Lila Although Mulan seems to be nonsensical when she cuts her hair off and joins the army pretending to be a man, she demonstrates courage and bravery by taking her elderly father's place to defend China against the treacherous Huns. When the Huns climb the wall built to keep them out and kill all the guards present, the horror that China is about to face becomes evident. Why the Huns want to seize China is unknown, but they are on their way to the capital to do so. Like many third world countries, China requires that one man from every family enlist to strengthen their numbers. Of course to propel the movie, Mulan's family does not have any young boys, so her father is forced to join. Concerned for her father who is elderly, Mulan begs the recruiters to pardon him from enlisting because she knows that in his old age he will die training for and fighting the war. Her father, however, is disgraced by Mulan's begging because he feels it is his duty to defend his country. He is honored to fight and die for China. Of course, Mulan plays the hero.

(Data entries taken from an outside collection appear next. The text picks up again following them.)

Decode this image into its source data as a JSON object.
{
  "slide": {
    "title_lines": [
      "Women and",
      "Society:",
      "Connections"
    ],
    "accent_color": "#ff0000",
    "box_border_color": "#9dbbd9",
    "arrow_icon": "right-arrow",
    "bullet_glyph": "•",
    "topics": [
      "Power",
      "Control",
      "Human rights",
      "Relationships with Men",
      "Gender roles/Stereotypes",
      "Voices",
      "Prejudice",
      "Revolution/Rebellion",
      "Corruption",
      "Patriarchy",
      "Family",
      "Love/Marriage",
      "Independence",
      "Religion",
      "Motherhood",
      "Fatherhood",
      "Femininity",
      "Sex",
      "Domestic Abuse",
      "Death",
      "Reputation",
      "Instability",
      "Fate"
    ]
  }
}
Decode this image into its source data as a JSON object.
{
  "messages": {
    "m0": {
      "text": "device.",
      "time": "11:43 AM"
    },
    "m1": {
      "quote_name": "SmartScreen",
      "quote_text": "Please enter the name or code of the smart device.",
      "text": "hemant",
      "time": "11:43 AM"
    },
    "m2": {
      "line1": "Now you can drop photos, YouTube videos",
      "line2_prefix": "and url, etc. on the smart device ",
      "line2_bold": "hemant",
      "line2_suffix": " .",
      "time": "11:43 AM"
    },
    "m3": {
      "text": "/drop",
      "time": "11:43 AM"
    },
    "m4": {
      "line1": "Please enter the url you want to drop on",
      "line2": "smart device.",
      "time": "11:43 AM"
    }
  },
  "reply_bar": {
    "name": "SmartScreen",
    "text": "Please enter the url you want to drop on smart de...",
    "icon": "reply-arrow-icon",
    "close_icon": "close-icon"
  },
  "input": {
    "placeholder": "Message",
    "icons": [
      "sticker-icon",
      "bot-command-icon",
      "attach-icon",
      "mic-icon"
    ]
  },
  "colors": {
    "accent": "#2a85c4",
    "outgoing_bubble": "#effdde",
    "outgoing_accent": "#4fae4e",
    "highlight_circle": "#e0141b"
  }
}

Determined to keep her father out of the war and uphold her family's honor, she chops off her hair and enlists.